• [Instructions for the task] Each entry below must be repeated word for word.

****

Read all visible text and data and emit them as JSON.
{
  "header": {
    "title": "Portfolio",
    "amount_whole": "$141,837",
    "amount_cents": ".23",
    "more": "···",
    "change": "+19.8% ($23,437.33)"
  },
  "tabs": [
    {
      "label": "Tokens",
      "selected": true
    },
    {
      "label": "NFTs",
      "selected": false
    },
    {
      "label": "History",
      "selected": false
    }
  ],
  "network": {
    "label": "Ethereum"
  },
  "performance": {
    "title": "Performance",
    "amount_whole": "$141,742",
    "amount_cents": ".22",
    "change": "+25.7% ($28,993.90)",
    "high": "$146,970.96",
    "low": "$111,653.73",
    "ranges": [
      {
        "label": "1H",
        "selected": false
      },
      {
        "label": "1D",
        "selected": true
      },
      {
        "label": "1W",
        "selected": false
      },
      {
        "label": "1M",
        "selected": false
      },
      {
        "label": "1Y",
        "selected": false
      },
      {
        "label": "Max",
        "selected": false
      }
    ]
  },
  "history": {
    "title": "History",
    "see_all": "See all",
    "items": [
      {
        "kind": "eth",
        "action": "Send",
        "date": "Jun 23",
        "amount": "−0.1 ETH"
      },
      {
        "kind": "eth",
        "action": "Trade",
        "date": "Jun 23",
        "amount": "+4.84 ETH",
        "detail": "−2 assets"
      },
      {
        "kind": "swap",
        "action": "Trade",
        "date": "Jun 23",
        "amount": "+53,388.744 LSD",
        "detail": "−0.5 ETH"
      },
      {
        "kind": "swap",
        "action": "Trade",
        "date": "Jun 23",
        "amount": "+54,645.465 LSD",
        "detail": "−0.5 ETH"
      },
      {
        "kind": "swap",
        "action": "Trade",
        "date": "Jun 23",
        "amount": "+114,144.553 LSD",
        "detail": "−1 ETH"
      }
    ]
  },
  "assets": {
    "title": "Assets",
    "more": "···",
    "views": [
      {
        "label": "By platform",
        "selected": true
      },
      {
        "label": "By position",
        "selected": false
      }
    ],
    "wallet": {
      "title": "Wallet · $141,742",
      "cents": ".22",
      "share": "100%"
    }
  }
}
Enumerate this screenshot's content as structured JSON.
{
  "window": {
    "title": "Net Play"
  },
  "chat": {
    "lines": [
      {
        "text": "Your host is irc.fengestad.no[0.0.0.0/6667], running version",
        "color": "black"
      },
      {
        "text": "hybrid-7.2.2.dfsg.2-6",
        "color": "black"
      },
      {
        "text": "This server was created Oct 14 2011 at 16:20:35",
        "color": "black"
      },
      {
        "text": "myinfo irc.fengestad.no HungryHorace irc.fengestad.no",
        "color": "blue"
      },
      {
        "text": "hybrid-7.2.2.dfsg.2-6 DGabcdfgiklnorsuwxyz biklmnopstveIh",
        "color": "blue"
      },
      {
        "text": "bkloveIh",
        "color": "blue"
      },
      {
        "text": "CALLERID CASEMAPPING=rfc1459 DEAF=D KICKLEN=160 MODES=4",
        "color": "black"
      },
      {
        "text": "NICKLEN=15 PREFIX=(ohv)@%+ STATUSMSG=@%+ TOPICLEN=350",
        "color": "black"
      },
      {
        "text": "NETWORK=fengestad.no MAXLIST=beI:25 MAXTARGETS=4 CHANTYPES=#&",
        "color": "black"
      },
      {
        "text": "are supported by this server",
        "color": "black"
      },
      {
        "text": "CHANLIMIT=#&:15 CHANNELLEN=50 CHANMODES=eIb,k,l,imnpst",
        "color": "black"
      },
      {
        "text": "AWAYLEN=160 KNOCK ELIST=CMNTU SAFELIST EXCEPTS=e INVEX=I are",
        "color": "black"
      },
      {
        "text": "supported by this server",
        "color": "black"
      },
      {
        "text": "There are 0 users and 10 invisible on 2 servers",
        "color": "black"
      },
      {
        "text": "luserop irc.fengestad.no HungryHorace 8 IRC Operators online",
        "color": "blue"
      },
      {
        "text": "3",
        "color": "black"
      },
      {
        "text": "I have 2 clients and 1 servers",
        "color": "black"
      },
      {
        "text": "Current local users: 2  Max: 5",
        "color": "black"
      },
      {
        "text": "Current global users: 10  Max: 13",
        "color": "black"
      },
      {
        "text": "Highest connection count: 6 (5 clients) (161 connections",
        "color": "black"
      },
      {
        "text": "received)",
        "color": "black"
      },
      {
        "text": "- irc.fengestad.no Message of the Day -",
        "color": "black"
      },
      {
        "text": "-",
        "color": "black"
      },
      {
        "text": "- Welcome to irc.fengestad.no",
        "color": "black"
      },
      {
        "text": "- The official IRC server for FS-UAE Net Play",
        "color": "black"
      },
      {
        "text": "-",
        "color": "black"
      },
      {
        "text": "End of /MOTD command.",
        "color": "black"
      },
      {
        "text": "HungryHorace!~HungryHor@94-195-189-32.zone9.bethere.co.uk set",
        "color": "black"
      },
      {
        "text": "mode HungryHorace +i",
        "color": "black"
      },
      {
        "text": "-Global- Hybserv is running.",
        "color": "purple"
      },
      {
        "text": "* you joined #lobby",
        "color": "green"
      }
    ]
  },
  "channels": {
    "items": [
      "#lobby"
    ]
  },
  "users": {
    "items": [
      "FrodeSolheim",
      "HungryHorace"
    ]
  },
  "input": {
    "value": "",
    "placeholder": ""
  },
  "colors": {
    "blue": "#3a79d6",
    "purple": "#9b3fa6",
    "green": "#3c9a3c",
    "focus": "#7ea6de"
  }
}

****

• [Task answer]
Read all visible text and data and emit them as JSON.
{
  "header": {
    "title": "Portfolio",
    "amount_whole": "$141,837",
    "amount_cents": ".23",
    "more": "···",
    "change": "+19.8% ($23,437.33)"
  },
  "tabs": [
    {
      "label": "Tokens",
      "selected": true
    },
    {
      "label": "NFTs",
      "selected": false
    },
    {
      "label": "History",
      "selected": false
    }
  ],
  "network": {
    "label": "Ethereum"
  },
  "performance": {
    "title": "Performance",
    "amount_whole": "$141,742",
    "amount_cents": ".22",
    "change": "+25.7% ($28,993.90)",
    "high": "$146,970.96",
    "low": "$111,653.73",
    "ranges": [
      {
        "label": "1H",
        "selected": false
      },
      {
        "label": "1D",
        "selected": true
      },
      {
        "label": "1W",
        "selected": false
      },
      {
        "label": "1M",
        "selected": false
      },
      {
        "label": "1Y",
        "selected": false
      },
      {
        "label": "Max",
        "selected": false
      }
    ]
  },
  "history": {
    "title": "History",
    "see_all": "See all",
    "items": [
      {
        "kind": "eth",
        "action": "Send",
        "date": "Jun 23",
        "amount": "−0.1 ETH"
      },
      {
        "kind": "eth",
        "action": "Trade",
        "date": "Jun 23",
        "amount": "+4.84 ETH",
        "detail": "−2 assets"
      },
      {
        "kind": "swap",
        "action": "Trade",
        "date": "Jun 23",
        "amount": "+53,388.744 LSD",
        "detail": "−0.5 ETH"
      },
      {
        "kind": "swap",
        "action": "Trade",
        "date": "Jun 23",
        "amount": "+54,645.465 LSD",
        "detail": "−0.5 ETH"
      },
      {
        "kind": "swap",
        "action": "Trade",
        "date": "Jun 23",
        "amount": "+114,144.553 LSD",
        "detail": "−1 ETH"
      }
    ]
  },
  "assets": {
    "title": "Assets",
    "more": "···",
    "views": [
      {
        "label": "By platform",
        "selected": true
      },
      {
        "label": "By position",
        "selected": false
      }
    ],
    "wallet": {
      "title": "Wallet · $141,742",
      "cents": ".22",
      "share": "100%"
    }
  }
}
Enumerate this screenshot's content as structured JSON.
{
  "window": {
    "title": "Net Play"
  },
  "chat": {
    "lines": [
      {
        "text": "Your host is irc.fengestad.no[0.0.0.0/6667], running version",
        "color": "black"
      },
      {
        "text": "hybrid-7.2.2.dfsg.2-6",
        "color": "black"
      },
      {
        "text": "This server was created Oct 14 2011 at 16:20:35",
        "color": "black"
      },
      {
        "text": "myinfo irc.fengestad.no HungryHorace irc.fengestad.no",
        "color": "blue"
      },
      {
        "text": "hybrid-7.2.2.dfsg.2-6 DGabcdfgiklnorsuwxyz biklmnopstveIh",
        "color": "blue"
      },
      {
        "text": "bkloveIh",
        "color": "blue"
      },
      {
        "text": "CALLERID CASEMAPPING=rfc1459 DEAF=D KICKLEN=160 MODES=4",
        "color": "black"
      },
      {
        "text": "NICKLEN=15 PREFIX=(ohv)@%+ STATUSMSG=@%+ TOPICLEN=350",
        "color": "black"
      },
      {
        "text": "NETWORK=fengestad.no MAXLIST=beI:25 MAXTARGETS=4 CHANTYPES=#&",
        "color": "black"
      },
      {
        "text": "are supported by this server",
        "color": "black"
      },
      {
        "text": "CHANLIMIT=#&:15 CHANNELLEN=50 CHANMODES=eIb,k,l,imnpst",
        "color": "black"
      },
      {
        "text": "AWAYLEN=160 KNOCK ELIST=CMNTU SAFELIST EXCEPTS=e INVEX=I are",
        "color": "black"
      },
      {
        "text": "supported by this server",
        "color": "black"
      },
      {
        "text": "There are 0 users and 10 invisible on 2 servers",
        "color": "black"
      },
      {
        "text": "luserop irc.fengestad.no HungryHorace 8 IRC Operators online",
        "color": "blue"
      },
      {
        "text": "3",
        "color": "black"
      },
      {
        "text": "I have 2 clients and 1 servers",
        "color": "black"
      },
      {
        "text": "Current local users: 2  Max: 5",
        "color": "black"
      },
      {
        "text": "Current global users: 10  Max: 13",
        "color": "black"
      },
      {
        "text": "Highest connection count: 6 (5 clients) (161 connections",
        "color": "black"
      },
      {
        "text": "received)",
        "color": "black"
      },
      {
        "text": "- irc.fengestad.no Message of the Day -",
        "color": "black"
      },
      {
        "text": "-",
        "color": "black"
      },
      {
        "text": "- Welcome to irc.fengestad.no",
        "color": "black"
      },
      {
        "text": "- The official IRC server for FS-UAE Net Play",
        "color": "black"
      },
      {
        "text": "-",
        "color": "black"
      },
      {
        "text": "End of /MOTD command.",
        "color": "black"
      },
      {
        "text": "HungryHorace!~HungryHor@94-195-189-32.zone9.bethere.co.uk set",
        "color": "black"
      },
      {
        "text": "mode HungryHorace +i",
        "color": "black"
      },
      {
        "text": "-Global- Hybserv is running.",
        "color": "purple"
      },
      {
        "text": "* you joined #lobby",
        "color": "green"
      }
    ]
  },
  "channels": {
    "items": [
      "#lobby"
    ]
  },
  "users": {
    "items": [
      "FrodeSolheim",
      "HungryHorace"
    ]
  },
  "input": {
    "value": "",
    "placeholder": ""
  },
  "colors": {
    "blue": "#3a79d6",
    "purple": "#9b3fa6",
    "green": "#3c9a3c",
    "focus": "#7ea6de"
  }
}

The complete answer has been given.